Personality and General Features: Enthusiastic and friendly, this sporting dog thrives on vigorous exercise, positive training and lots of love. They are happy dogs who bond well with their family. Activities like running, swimming, organized dog sports, or anything that will burn some of their seemingly endless energy will help keep this athletic dog well-adjusted.
Males – Height: 23-25 inches Weight: 55-70 pounds
Females – Height: 21-23 inches Weight: 45-60 pounds
Feeding: Discuss an appropriate high-quality diet with your veterinarian. GSP puppies under six months of age need to be fed more than twice a day. Once they reach adulthood, a morning and evening meal should be sufficient. This breed is subject to bloat, so they should not be fed immediately after running or other vigorous exercise, nor should they be allowed to run or exercise for at least an hour after eating and drinking. Dinner should be served after all physical activity is over for the day.
Grooming: GSP’s short, smooth coat will do well with weekly brushing (more while they are shedding) to remove loose hair. You may want to have a lint brush on hand, however, as he will reward you with white hair on your dark clothes and dark hair for the lighter styles you wear. Infrequent baths with a gentle shampoo can be given. Regularly inspect their ears and trim their nails to avoid foot and leg issues.
Exercise: These extremely active dogs love swimming, going on long walks or hikes with their owners, or chasing a ball. Two brisk 30-minute walks twice daily and/or a combination of field events such as agility and obedience will keep them happy.
Training: GSPs must be socialized and participate in obedience training from an early age. Consistent training through their lives is essential. They can be destructive and challenging, especially from ages 6 months to 3 years. Providing an active lifestyle with a purpose, such as agility or obedience will channel their energy into a well-adjusted adult dog.
Thank you to the AKC’s German Shorthair Pointer Pages and Every Dog by Nancy Hajeski for this information.
Over the German Shorthair Pointer’s 10-12 expected years, you and your vet will create a health plan to evaluate and catch any conditions that may arise.
- Hip issues
- Eye issues

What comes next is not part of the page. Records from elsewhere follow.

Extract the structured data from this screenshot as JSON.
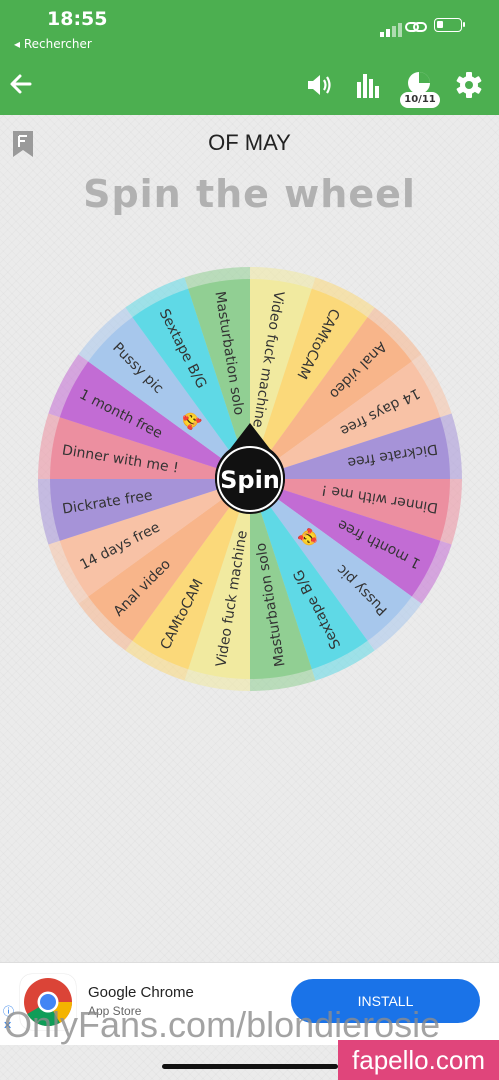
{
  "status_bar": {
    "time": "18:55",
    "back_label": "◂ Rechercher"
  },
  "toolbar": {
    "icons": [
      "back-arrow-icon",
      "volume-icon",
      "stats-icon",
      "pie-progress-icon",
      "gear-icon"
    ],
    "counter": "10/11",
    "accent": "#4caf50"
  },
  "list_title": "OF MAY",
  "heading": "Spin the wheel",
  "wheel": {
    "center_label": "Spin",
    "emoji": "🥰",
    "segments": [
      {
        "label": "Video fuck machine",
        "color": "#f1eaa0"
      },
      {
        "label": "CAMtoCAM",
        "color": "#fbd97a"
      },
      {
        "label": "Anal video",
        "color": "#f8b58a"
      },
      {
        "label": "14 days free",
        "color": "#f8c2a6"
      },
      {
        "label": "Dickrate free",
        "color": "#a693d8"
      },
      {
        "label": "Dinner with me !",
        "color": "#ec8fa0"
      },
      {
        "label": "1 month free",
        "color": "#c26cd4"
      },
      {
        "label": "Pussy pic",
        "color": "#a7c7ec"
      },
      {
        "label": "Sextape B/G",
        "color": "#5fd9e6"
      },
      {
        "label": "Masturbation solo",
        "color": "#91cf93"
      },
      {
        "label": "Video fuck machine",
        "color": "#f1eaa0"
      },
      {
        "label": "CAMtoCAM",
        "color": "#fbd97a"
      },
      {
        "label": "Anal video",
        "color": "#f8b58a"
      },
      {
        "label": "14 days free",
        "color": "#f8c2a6"
      },
      {
        "label": "Dickrate free",
        "color": "#a693d8"
      },
      {
        "label": "Dinner with me !",
        "color": "#ec8fa0"
      },
      {
        "label": "1 month free",
        "color": "#c26cd4"
      },
      {
        "label": "Pussy pic",
        "color": "#a7c7ec"
      },
      {
        "label": "Sextape B/G",
        "color": "#5fd9e6"
      },
      {
        "label": "Masturbation solo",
        "color": "#91cf93"
      }
    ]
  },
  "ad": {
    "title": "Google Chrome",
    "subtitle": "App Store",
    "button": "INSTALL",
    "button_color": "#1a73e8"
  },
  "watermark": {
    "left_text": "OnlyFans.com/blondierosie",
    "right_text": "fapello.com"
  }
}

- Heart and blood clotting issues
Pikes Peak Vet has the goal of healthy longevity for your German Shorthair Pointer.
Wellness Exams and Vaccinations
- Every 6-12 months until age 6, as advised by your veterinarian, full physical exam including routine bloodwork
- Pets age faster than us and tend to hide symptoms. At age 6, we recommend routine exams and bloodwork every 6 months to catch anything unexpected before it gets too firm a hold.
Other Exams and Screenings
- PennHIP evaluation
- Chest x-rays
- Eye exams and Cone Degeneration DNA test from UC Davis
- Von Willebrand Diesease screening from UC Davis
- Stomach tack, aka Gastropexy
- Routine dental cleanings
Reach out for more information by phone or text at 719-475-1747, or through our Pikes Peak Vet app!